Comparison of the ACA and the QLD Card
To prove that the changes to the 4th and 3rd Division player’s handicaps did not affect the 2nd and 1st Division handicaps, the same games were analysed over a six month period using the ACA and the Qld system. This analysis, based on real games, proves all of the system claims.
MAY to JULY 2008
(242 match players — 22 tournaments — 1055 games)
ACA CARD QLD CARD
DIV 4 77 67 ACA card did not move any players to Div 3
DIV 3 72 79 Qld card automatically moved 12 players to Div 3
DIV 2 60 63 Qld card caused minimal effect on 2nd and 1st Div
DIV 1 33 33 Div 1 unchanged
TOTAL 242 242
AUGUST to OCTOBER 2008
(270 match players — 27 tournaments — 597 games)
ACA CARD QLD CARD
DIV 4 86 78 ACA card did not move any players to Div 3
DIV 3 79 87 Qld card automatically moved 9 players to 3rd Div
Div 2 68 69 Qld card caused minimal effect on 2nd and 1st Div
DIV 1 37 36 Div 1 had minimal change
TOTAL 270 270
The current Queensland Handicap Card

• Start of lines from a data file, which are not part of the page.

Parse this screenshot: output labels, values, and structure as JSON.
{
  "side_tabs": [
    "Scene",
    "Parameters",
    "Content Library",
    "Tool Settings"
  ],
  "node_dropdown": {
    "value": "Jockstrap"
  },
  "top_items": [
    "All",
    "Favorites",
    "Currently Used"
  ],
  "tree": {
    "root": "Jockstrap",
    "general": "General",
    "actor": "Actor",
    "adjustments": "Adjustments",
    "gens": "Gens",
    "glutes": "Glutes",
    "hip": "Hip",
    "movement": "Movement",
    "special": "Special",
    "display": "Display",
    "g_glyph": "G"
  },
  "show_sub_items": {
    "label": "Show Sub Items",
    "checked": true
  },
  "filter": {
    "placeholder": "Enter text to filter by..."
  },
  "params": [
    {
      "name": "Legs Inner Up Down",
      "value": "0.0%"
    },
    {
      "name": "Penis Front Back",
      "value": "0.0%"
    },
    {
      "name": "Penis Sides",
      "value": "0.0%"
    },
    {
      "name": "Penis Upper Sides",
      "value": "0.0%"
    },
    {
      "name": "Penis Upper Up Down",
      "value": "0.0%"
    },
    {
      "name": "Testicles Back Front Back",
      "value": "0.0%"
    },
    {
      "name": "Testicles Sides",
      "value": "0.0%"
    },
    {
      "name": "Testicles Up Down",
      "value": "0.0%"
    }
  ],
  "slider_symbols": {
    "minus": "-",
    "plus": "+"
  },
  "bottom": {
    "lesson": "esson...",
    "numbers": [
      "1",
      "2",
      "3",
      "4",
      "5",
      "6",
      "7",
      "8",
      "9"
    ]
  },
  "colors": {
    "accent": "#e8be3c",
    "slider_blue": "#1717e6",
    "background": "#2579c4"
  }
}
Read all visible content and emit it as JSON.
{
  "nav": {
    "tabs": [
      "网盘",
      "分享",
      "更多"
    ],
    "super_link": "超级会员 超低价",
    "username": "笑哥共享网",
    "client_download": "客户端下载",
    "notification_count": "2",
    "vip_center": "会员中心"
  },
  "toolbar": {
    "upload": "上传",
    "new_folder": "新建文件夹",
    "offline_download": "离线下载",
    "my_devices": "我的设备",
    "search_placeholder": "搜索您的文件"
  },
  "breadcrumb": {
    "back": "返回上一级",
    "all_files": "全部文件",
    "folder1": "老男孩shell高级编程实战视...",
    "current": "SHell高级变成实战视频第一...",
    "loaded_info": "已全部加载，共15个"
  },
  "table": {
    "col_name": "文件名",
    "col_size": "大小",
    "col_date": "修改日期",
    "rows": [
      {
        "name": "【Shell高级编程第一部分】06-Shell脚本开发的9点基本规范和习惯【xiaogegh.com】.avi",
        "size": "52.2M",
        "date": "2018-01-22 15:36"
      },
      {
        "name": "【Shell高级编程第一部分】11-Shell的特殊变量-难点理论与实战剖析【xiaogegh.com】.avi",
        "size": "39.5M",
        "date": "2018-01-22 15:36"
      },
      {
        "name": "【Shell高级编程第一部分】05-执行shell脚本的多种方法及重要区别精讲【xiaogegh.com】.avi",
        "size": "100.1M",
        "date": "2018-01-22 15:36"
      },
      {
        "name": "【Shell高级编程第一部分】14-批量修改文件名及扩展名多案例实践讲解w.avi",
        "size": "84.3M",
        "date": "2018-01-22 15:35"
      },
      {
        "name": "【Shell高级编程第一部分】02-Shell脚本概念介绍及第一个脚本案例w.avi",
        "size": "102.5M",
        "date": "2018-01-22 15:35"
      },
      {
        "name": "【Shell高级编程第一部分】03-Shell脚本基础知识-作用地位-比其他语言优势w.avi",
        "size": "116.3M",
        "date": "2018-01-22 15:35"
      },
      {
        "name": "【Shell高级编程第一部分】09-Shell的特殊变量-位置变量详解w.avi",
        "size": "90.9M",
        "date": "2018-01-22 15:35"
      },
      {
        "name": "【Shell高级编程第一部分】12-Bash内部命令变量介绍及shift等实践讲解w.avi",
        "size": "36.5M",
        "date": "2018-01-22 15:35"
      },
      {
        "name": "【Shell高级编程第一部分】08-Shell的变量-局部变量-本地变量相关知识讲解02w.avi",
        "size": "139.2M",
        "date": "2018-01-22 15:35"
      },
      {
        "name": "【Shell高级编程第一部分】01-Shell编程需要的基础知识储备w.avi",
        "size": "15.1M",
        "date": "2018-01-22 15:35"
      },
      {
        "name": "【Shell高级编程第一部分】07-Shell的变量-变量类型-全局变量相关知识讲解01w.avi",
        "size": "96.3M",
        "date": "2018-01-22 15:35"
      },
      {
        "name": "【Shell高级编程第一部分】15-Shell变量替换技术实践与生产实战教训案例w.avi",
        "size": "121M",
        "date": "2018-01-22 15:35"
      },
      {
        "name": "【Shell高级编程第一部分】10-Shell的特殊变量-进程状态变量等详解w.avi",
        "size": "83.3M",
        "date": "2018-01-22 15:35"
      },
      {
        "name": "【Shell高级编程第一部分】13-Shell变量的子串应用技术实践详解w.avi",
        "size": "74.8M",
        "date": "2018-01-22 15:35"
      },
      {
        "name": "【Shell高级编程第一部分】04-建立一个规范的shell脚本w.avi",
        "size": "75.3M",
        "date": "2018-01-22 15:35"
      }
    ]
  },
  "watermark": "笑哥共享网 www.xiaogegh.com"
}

When new players register with the CAQ they have to be given a handicap and index so that they can be entered into the Qld computerised system. Competitive or match players need a card to record index or handicap changes after each game, however, social or non-competitive players do not need a card, but they are given a starting handicap of 20 – 950. When they enter a competition their handicap becomes 18 -1000, unless the club captain assigns a lower handicap to suit their ability. The current QUEENSLAND HANDICAP CARD, is designed mainly to help and encourage the 3rd and 4th Div players, in handicap and level play tournaments.
Qld State Handicapper Ernie Melville 2016